▶ _THE INPUT_
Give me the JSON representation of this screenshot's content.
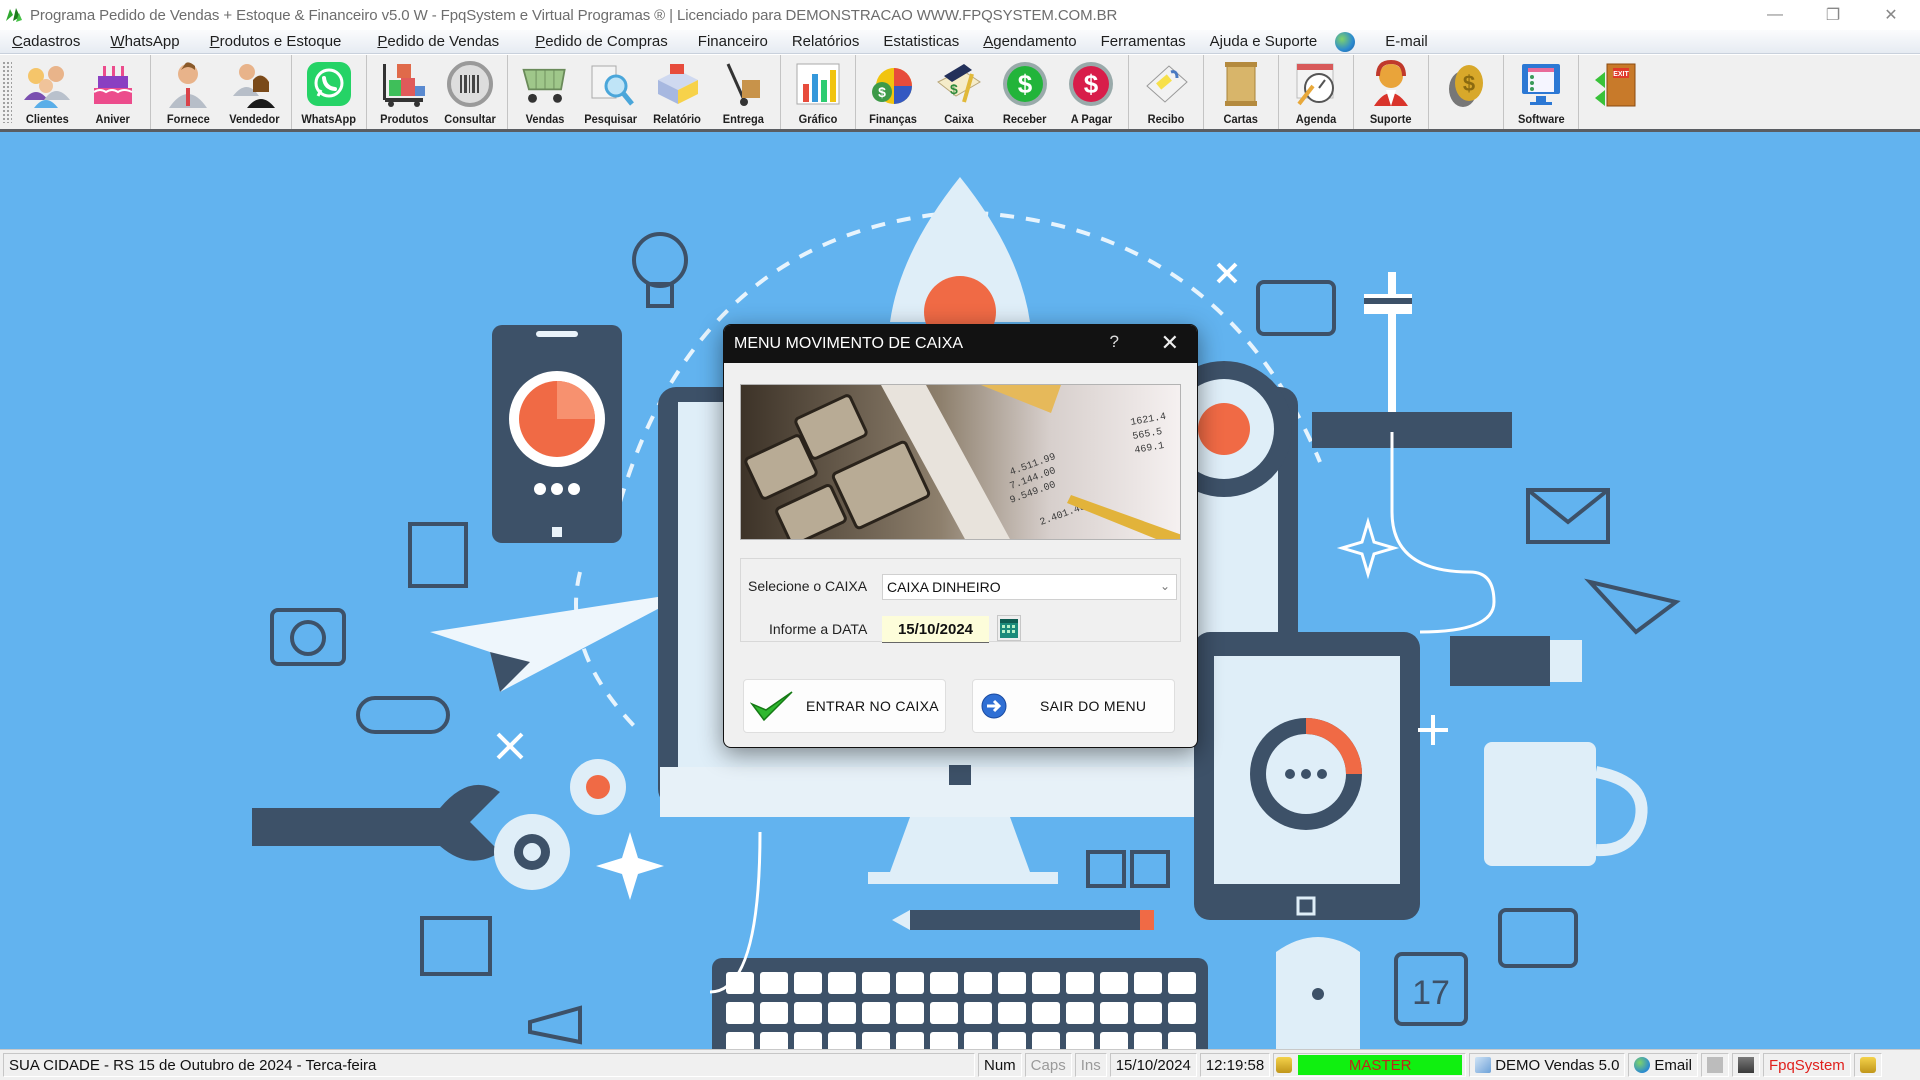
{
  "window": {
    "title": "Programa Pedido de Vendas + Estoque & Financeiro v5.0 W - FpqSystem e Virtual Programas ® | Licenciado para  DEMONSTRACAO WWW.FPQSYSTEM.COM.BR",
    "controls": {
      "minimize": "—",
      "restore": "❐",
      "close": "✕"
    }
  },
  "menubar": {
    "items": [
      {
        "label": "Cadastros",
        "key": "C",
        "rest": "adastros"
      },
      {
        "label": "WhatsApp",
        "key": "W",
        "rest": "hatsApp"
      },
      {
        "label": "Produtos e Estoque",
        "key": "P",
        "rest": "rodutos e Estoque"
      },
      {
        "label": "Pedido de Vendas",
        "key": "P",
        "rest": "edido de Vendas"
      },
      {
        "label": "Pedido de Compras",
        "key": "P",
        "rest": "edido de Compras"
      },
      {
        "label": "Financeiro",
        "key": "",
        "rest": "Financeiro"
      },
      {
        "label": "Relatórios",
        "key": "",
        "rest": "Relatórios"
      },
      {
        "label": "Estatisticas",
        "key": "",
        "rest": "Estatisticas"
      },
      {
        "label": "Agendamento",
        "key": "A",
        "rest": "gendamento"
      },
      {
        "label": "Ferramentas",
        "key": "",
        "rest": "Ferramentas"
      },
      {
        "label": "Ajuda e Suporte",
        "key": "",
        "rest": "Ajuda e Suporte"
      },
      {
        "label": "E-mail",
        "key": "",
        "rest": "E-mail"
      }
    ]
  },
  "toolbar": {
    "buttons": [
      {
        "label": "Clientes",
        "icon": "clients-icon"
      },
      {
        "label": "Aniver",
        "icon": "birthday-cake-icon"
      },
      {
        "label": "Fornece",
        "icon": "supplier-icon"
      },
      {
        "label": "Vendedor",
        "icon": "salesperson-icon"
      },
      {
        "label": "WhatsApp",
        "icon": "whatsapp-icon"
      },
      {
        "label": "Produtos",
        "icon": "products-cart-icon"
      },
      {
        "label": "Consultar",
        "icon": "barcode-icon"
      },
      {
        "label": "Vendas",
        "icon": "shopping-cart-icon"
      },
      {
        "label": "Pesquisar",
        "icon": "search-icon"
      },
      {
        "label": "Relatório",
        "icon": "report-icon"
      },
      {
        "label": "Entrega",
        "icon": "delivery-icon"
      },
      {
        "label": "Gráfico",
        "icon": "chart-icon"
      },
      {
        "label": "Finanças",
        "icon": "finance-icon"
      },
      {
        "label": "Caixa",
        "icon": "cashbook-icon"
      },
      {
        "label": "Receber",
        "icon": "receive-dollar-icon"
      },
      {
        "label": "A Pagar",
        "icon": "pay-dollar-icon"
      },
      {
        "label": "Recibo",
        "icon": "receipt-icon"
      },
      {
        "label": "Cartas",
        "icon": "letters-scroll-icon"
      },
      {
        "label": "Agenda",
        "icon": "calendar-clock-icon"
      },
      {
        "label": "Suporte",
        "icon": "support-icon"
      },
      {
        "label": "",
        "icon": "coin-icon"
      },
      {
        "label": "Software",
        "icon": "software-icon"
      },
      {
        "label": "",
        "icon": "exit-door-icon"
      }
    ]
  },
  "dialog": {
    "title": "MENU MOVIMENTO DE CAIXA",
    "help": "?",
    "close": "✕",
    "caixa_label": "Selecione o CAIXA",
    "caixa_value": "CAIXA DINHEIRO",
    "data_label": "Informe a DATA",
    "data_value": "15/10/2024",
    "enter_button": "ENTRAR NO CAIXA",
    "exit_button": "SAIR DO MENU"
  },
  "statusbar": {
    "location_date": "SUA CIDADE - RS 15 de Outubro de 2024 - Terca-feira",
    "num": "Num",
    "caps": "Caps",
    "ins": "Ins",
    "date": "15/10/2024",
    "time": "12:19:58",
    "user": "MASTER",
    "version": "DEMO Vendas 5.0",
    "email": "Email",
    "brand": "FpqSystem"
  },
  "colors": {
    "desktop_bg": "#62b3ef",
    "dialog_title_bg": "#121212",
    "master_bg": "#10f010",
    "master_text": "#c0261b",
    "brand_red": "#e0201c"
  }
}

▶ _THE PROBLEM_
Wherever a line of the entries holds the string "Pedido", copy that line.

▶ _WRITTEN RESPONSE_
    "title": "Programa Pedido de Vendas + Estoque & Financeiro v5.0 W - FpqSystem e Virtual Programas ® | Licenciado para  DEMONSTRACAO WWW.FPQSYSTEM.COM.BR",
        "label": "Pedido de Vendas",
        "label": "Pedido de Compras",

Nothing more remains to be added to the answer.